## EXERCISE DATA:

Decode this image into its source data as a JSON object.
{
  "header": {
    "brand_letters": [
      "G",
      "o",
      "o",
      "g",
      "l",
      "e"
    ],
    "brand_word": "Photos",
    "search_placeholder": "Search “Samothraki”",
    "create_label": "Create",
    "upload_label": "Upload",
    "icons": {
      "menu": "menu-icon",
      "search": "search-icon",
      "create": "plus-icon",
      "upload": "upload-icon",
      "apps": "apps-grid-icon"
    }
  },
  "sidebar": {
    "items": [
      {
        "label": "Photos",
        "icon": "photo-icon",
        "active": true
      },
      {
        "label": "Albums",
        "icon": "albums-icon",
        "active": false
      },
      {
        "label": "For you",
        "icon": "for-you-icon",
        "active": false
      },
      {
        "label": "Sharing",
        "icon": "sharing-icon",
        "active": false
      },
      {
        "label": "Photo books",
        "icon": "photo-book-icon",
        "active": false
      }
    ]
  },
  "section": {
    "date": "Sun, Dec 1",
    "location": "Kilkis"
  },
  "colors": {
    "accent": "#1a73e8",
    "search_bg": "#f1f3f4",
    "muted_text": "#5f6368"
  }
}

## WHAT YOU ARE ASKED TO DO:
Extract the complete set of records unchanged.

## WRITTEN SOLUTION:
Decode this image into its source data as a JSON object.
{
  "header": {
    "brand_letters": [
      "G",
      "o",
      "o",
      "g",
      "l",
      "e"
    ],
    "brand_word": "Photos",
    "search_placeholder": "Search “Samothraki”",
    "create_label": "Create",
    "upload_label": "Upload",
    "icons": {
      "menu": "menu-icon",
      "search": "search-icon",
      "create": "plus-icon",
      "upload": "upload-icon",
      "apps": "apps-grid-icon"
    }
  },
  "sidebar": {
    "items": [
      {
        "label": "Photos",
        "icon": "photo-icon",
        "active": true
      },
      {
        "label": "Albums",
        "icon": "albums-icon",
        "active": false
      },
      {
        "label": "For you",
        "icon": "for-you-icon",
        "active": false
      },
      {
        "label": "Sharing",
        "icon": "sharing-icon",
        "active": false
      },
      {
        "label": "Photo books",
        "icon": "photo-book-icon",
        "active": false
      }
    ]
  },
  "section": {
    "date": "Sun, Dec 1",
    "location": "Kilkis"
  },
  "colors": {
    "accent": "#1a73e8",
    "search_bg": "#f1f3f4",
    "muted_text": "#5f6368"
  }
}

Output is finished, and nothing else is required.